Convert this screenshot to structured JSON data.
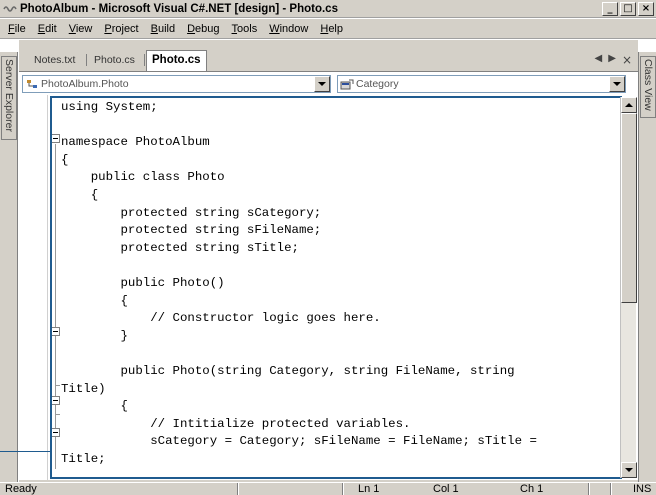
{
  "window": {
    "title": "PhotoAlbum - Microsoft Visual C#.NET [design] - Photo.cs",
    "minimize": "_",
    "maximize": "□",
    "close": "×"
  },
  "menu": {
    "items": [
      {
        "label": "File",
        "key": "F",
        "rest": "ile"
      },
      {
        "label": "Edit",
        "key": "E",
        "rest": "dit"
      },
      {
        "label": "View",
        "key": "V",
        "rest": "iew"
      },
      {
        "label": "Project",
        "key": "P",
        "rest": "roject"
      },
      {
        "label": "Build",
        "key": "B",
        "rest": "uild"
      },
      {
        "label": "Debug",
        "key": "D",
        "rest": "ebug"
      },
      {
        "label": "Tools",
        "key": "T",
        "rest": "ools"
      },
      {
        "label": "Window",
        "key": "W",
        "rest": "indow"
      },
      {
        "label": "Help",
        "key": "H",
        "rest": "elp"
      }
    ]
  },
  "left_panel": {
    "label": "Server Explorer"
  },
  "right_panel": {
    "label": "Class View"
  },
  "tabs": [
    {
      "label": "Notes.txt",
      "active": false
    },
    {
      "label": "Photo.cs",
      "active": false
    },
    {
      "label": "Photo.cs",
      "active": true
    }
  ],
  "tab_nav": {
    "prev": "◀",
    "next": "▶",
    "close": "×"
  },
  "nav": {
    "type_combo": "PhotoAlbum.Photo",
    "member_combo": "Category"
  },
  "code_lines": [
    "using System;",
    "",
    "namespace PhotoAlbum",
    "{",
    "    public class Photo",
    "    {",
    "        protected string sCategory;",
    "        protected string sFileName;",
    "        protected string sTitle;",
    "",
    "        public Photo()",
    "        {",
    "            // Constructor logic goes here.",
    "        }",
    "",
    "        public Photo(string Category, string FileName, string",
    "Title)",
    "        {",
    "            // Intitialize protected variables.",
    "            sCategory = Category; sFileName = FileName; sTitle =",
    "Title;"
  ],
  "status": {
    "ready": "Ready",
    "line": "Ln 1",
    "col": "Col 1",
    "ch": "Ch 1",
    "mode": "INS"
  },
  "colors": {
    "chrome": "#d4d0c8",
    "highlight_frame": "#1f5b8f"
  }
}
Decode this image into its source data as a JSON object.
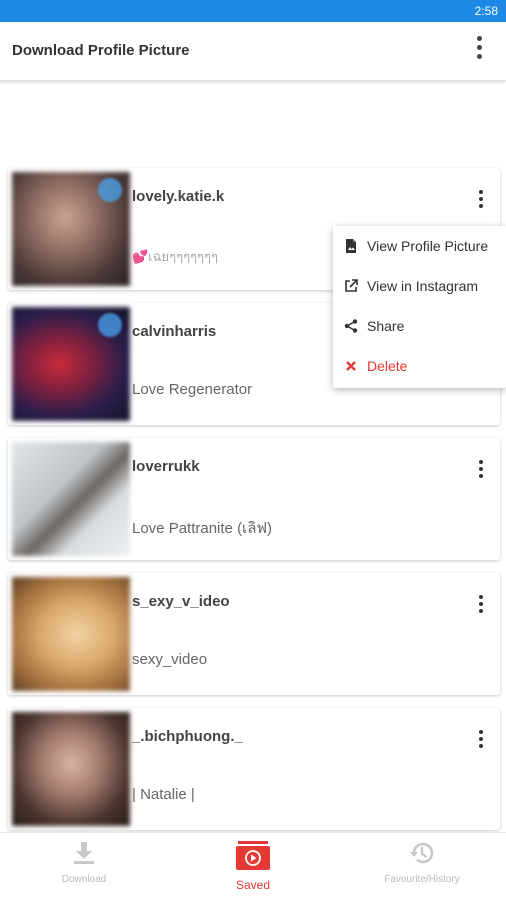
{
  "status_bar": {
    "time": "2:58"
  },
  "app_bar": {
    "title": "Download Profile Picture",
    "overflow_icon": "more-vert-icon"
  },
  "profiles": [
    {
      "username": "lovely.katie.k",
      "full_name": "💕เฉยๆๆๆๆๆๆๆ",
      "has_badge": true
    },
    {
      "username": "calvinharris",
      "full_name": "Love Regenerator",
      "has_badge": true
    },
    {
      "username": "loverrukk",
      "full_name": "Love Pattranite (เลิฟ)",
      "has_badge": false
    },
    {
      "username": "s_exy_v_ideo",
      "full_name": "sexy_video",
      "has_badge": false
    },
    {
      "username": "_.bichphuong._",
      "full_name": "| Natalie |",
      "has_badge": false
    }
  ],
  "context_menu": {
    "items": [
      {
        "label": "View Profile Picture",
        "icon": "image-file-icon"
      },
      {
        "label": "View in Instagram",
        "icon": "external-link-icon"
      },
      {
        "label": "Share",
        "icon": "share-icon"
      },
      {
        "label": "Delete",
        "icon": "close-icon"
      }
    ]
  },
  "bottom_nav": {
    "tabs": [
      {
        "label": "Download",
        "icon": "download-icon",
        "active": false
      },
      {
        "label": "Saved",
        "icon": "video-play-icon",
        "active": true
      },
      {
        "label": "Favourite/History",
        "icon": "history-icon",
        "active": false
      }
    ]
  },
  "colors": {
    "status_bar": "#1e88e5",
    "accent": "#e53935",
    "badge": "#4aa3f0"
  }
}
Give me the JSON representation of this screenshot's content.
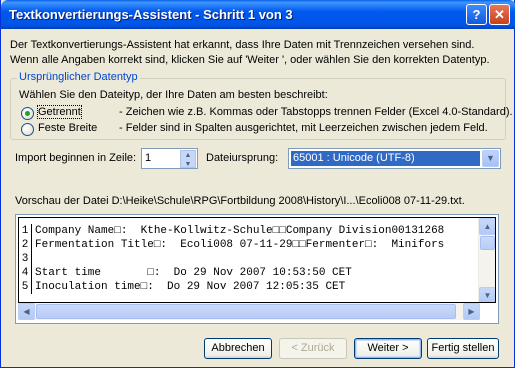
{
  "window": {
    "title": "Textkonvertierungs-Assistent - Schritt 1 von 3",
    "help_label": "?",
    "close_label": "✕"
  },
  "intro": {
    "line1": "Der Textkonvertierungs-Assistent hat erkannt, dass Ihre Daten mit Trennzeichen versehen sind.",
    "line2": "Wenn alle Angaben korrekt sind, klicken Sie auf 'Weiter ', oder wählen Sie den korrekten Datentyp."
  },
  "datatype_group": {
    "legend": "Ursprünglicher Datentyp",
    "prompt": "Wählen Sie den Dateityp, der Ihre Daten am besten beschreibt:",
    "options": [
      {
        "label": "Getrennt",
        "description": "- Zeichen wie z.B. Kommas oder Tabstopps trennen Felder (Excel 4.0-Standard).",
        "selected": true
      },
      {
        "label": "Feste Breite",
        "description": "- Felder sind in Spalten ausgerichtet, mit Leerzeichen zwischen jedem Feld.",
        "selected": false
      }
    ]
  },
  "import": {
    "label": "Import beginnen in Zeile:",
    "value": "1",
    "origin_label": "Dateiursprung:",
    "origin_value": "65001 : Unicode (UTF-8)"
  },
  "preview": {
    "label": "Vorschau der Datei D:\\Heike\\Schule\\RPG\\Fortbildung 2008\\History\\I...\\Ecoli008 07-11-29.txt.",
    "rows": [
      {
        "num": "1",
        "text": "Company Name□:  Kthe-Kollwitz-Schule□□Company Division00131268"
      },
      {
        "num": "2",
        "text": "Fermentation Title□:  Ecoli008 07-11-29□□Fermenter□:  Minifors"
      },
      {
        "num": "3",
        "text": ""
      },
      {
        "num": "4",
        "text": "Start time       □:  Do 29 Nov 2007 10:53:50 CET"
      },
      {
        "num": "5",
        "text": "Inoculation time□:  Do 29 Nov 2007 12:05:35 CET"
      }
    ]
  },
  "buttons": {
    "cancel": "Abbrechen",
    "back": "< Zurück",
    "next": "Weiter >",
    "finish": "Fertig stellen"
  }
}
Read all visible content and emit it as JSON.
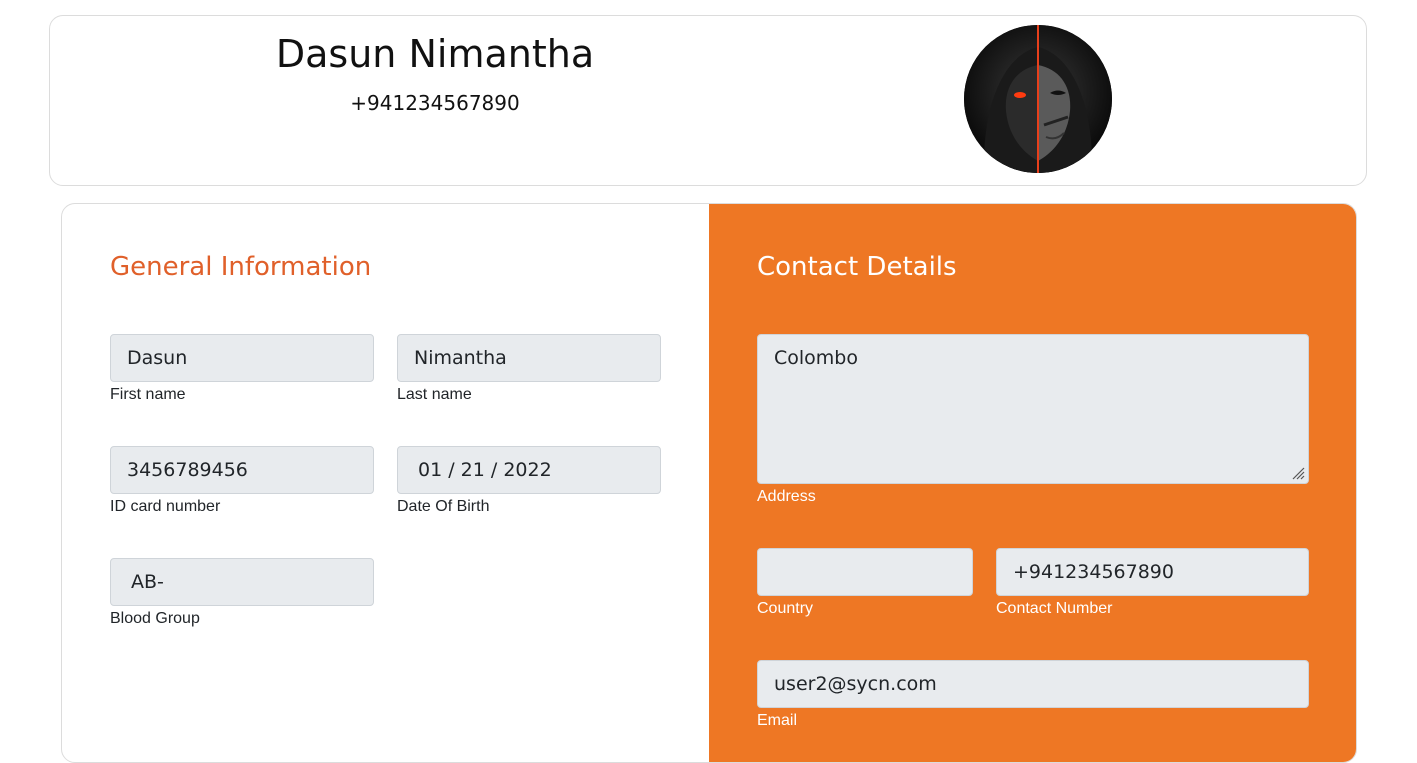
{
  "profile": {
    "name": "Dasun Nimantha",
    "phone": "+941234567890",
    "avatar_icon": "hacker-mask-avatar"
  },
  "general": {
    "title": "General Information",
    "first_name": {
      "value": "Dasun",
      "label": "First name"
    },
    "last_name": {
      "value": "Nimantha",
      "label": "Last name"
    },
    "id_card": {
      "value": "3456789456",
      "label": "ID card number"
    },
    "dob": {
      "value": "01 / 21 / 2022",
      "label": "Date Of Birth"
    },
    "blood_group": {
      "value": "AB-",
      "label": "Blood Group"
    }
  },
  "contact": {
    "title": "Contact Details",
    "address": {
      "value": "Colombo",
      "label": "Address"
    },
    "country": {
      "value": "",
      "label": "Country"
    },
    "contact_number": {
      "value": "+941234567890",
      "label": "Contact Number"
    },
    "email": {
      "value": "user2@sycn.com",
      "label": "Email"
    }
  },
  "colors": {
    "accent": "#ee7724",
    "title_accent": "#e0602a",
    "input_bg": "#e8ebee"
  }
}
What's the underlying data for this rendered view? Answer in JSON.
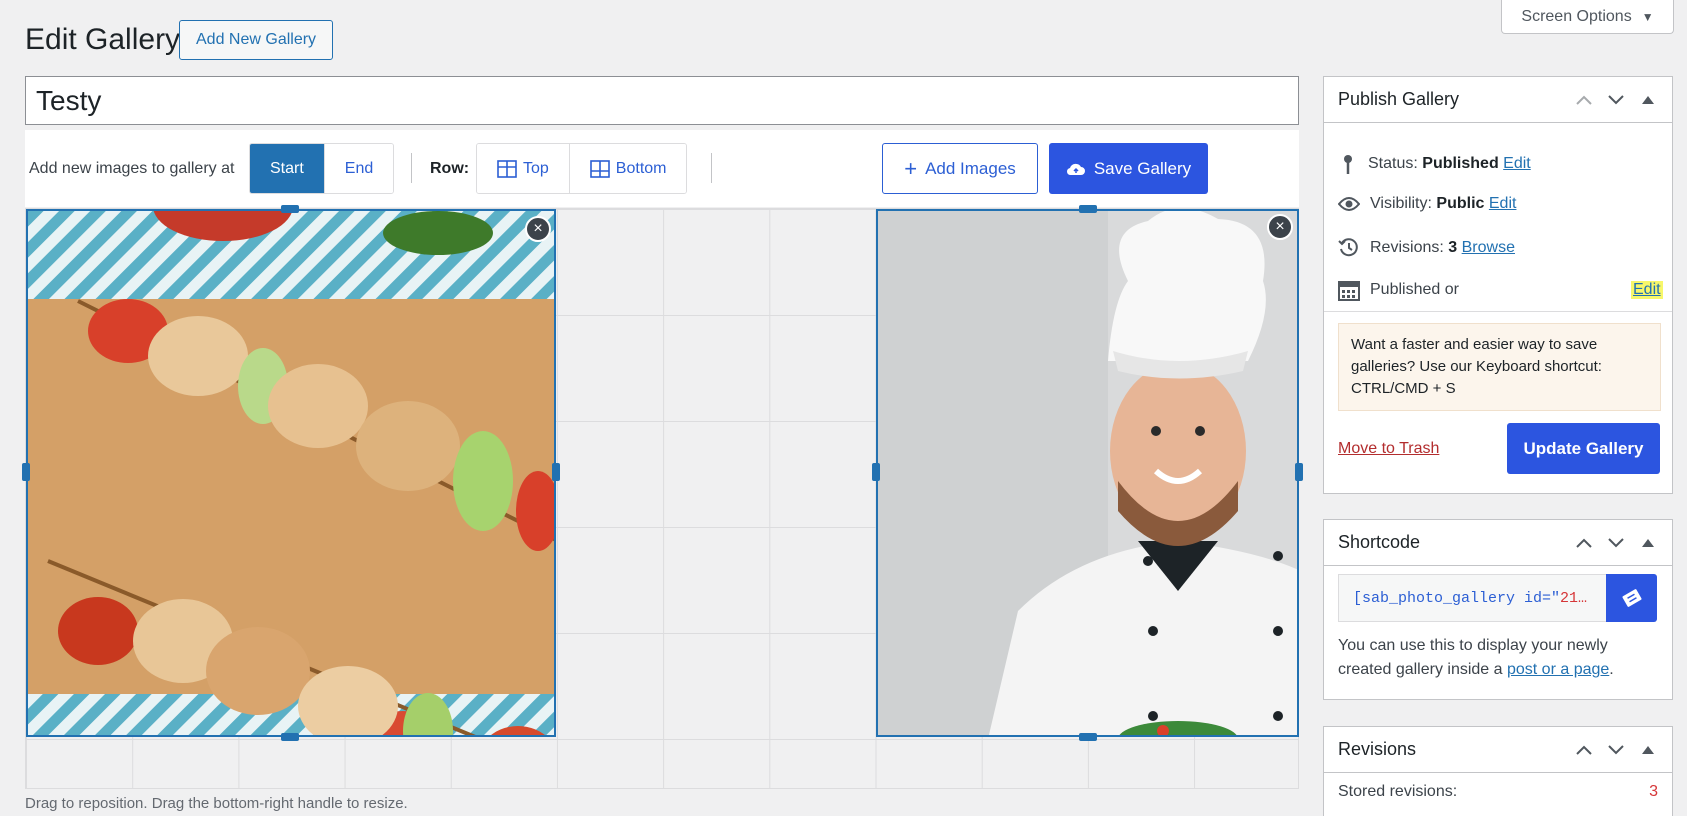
{
  "header": {
    "title": "Edit Gallery",
    "add_new_label": "Add New Gallery",
    "screen_options_label": "Screen Options"
  },
  "gallery_title": "Testy",
  "toolbar": {
    "add_at_label": "Add new images to gallery at",
    "start_label": "Start",
    "end_label": "End",
    "row_label": "Row:",
    "top_label": "Top",
    "bottom_label": "Bottom",
    "add_images_label": "Add Images",
    "save_label": "Save Gallery",
    "active_position": "Start"
  },
  "grid": {
    "hint": "Drag to reposition. Drag the bottom-right handle to resize.",
    "tiles": [
      {
        "name": "skewers-image",
        "description_icon": "photo"
      },
      {
        "name": "chef-image",
        "description_icon": "photo"
      }
    ],
    "remove_symbol": "×"
  },
  "publish": {
    "title": "Publish Gallery",
    "status_label": "Status:",
    "status_value": "Published",
    "status_edit": "Edit",
    "visibility_label": "Visibility:",
    "visibility_value": "Public",
    "visibility_edit": "Edit",
    "revisions_label": "Revisions:",
    "revisions_value": "3",
    "revisions_browse": "Browse",
    "published_on_label": "Published or",
    "published_on_edit": "Edit",
    "notice_line1": "Want a faster and easier way to save galleries? Use our Keyboard shortcut:",
    "notice_shortcut": "CTRL/CMD + S",
    "trash_label": "Move to Trash",
    "update_label": "Update Gallery"
  },
  "shortcode": {
    "title": "Shortcode",
    "code_prefix": "[sab_photo_gallery id=\"",
    "code_suffix": "21…",
    "desc_prefix": "You can use this to display your newly created gallery inside a ",
    "desc_link": "post or a page",
    "desc_suffix": "."
  },
  "revisions": {
    "title": "Revisions",
    "stored_label": "Stored revisions:",
    "stored_count": "3"
  },
  "colors": {
    "accent": "#2c55e0",
    "wp_blue": "#2271b1",
    "danger": "#b32d2e",
    "highlight": "#f7f76a"
  },
  "icons": [
    "pin-icon",
    "eye-icon",
    "history-icon",
    "calendar-icon",
    "plus-icon",
    "cloud-upload-icon",
    "copy-icon",
    "chevron-up-icon",
    "chevron-down-icon",
    "triangle-up-icon",
    "close-icon",
    "table-top-icon",
    "table-bottom-icon",
    "caret-down-icon"
  ]
}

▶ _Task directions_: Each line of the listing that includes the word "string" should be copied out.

▶ _Exercise response_:
    "        protected string sCategory;",
    "        protected string sFileName;",
    "        protected string sTitle;",
    "        public Photo(string Category, string FileName, string",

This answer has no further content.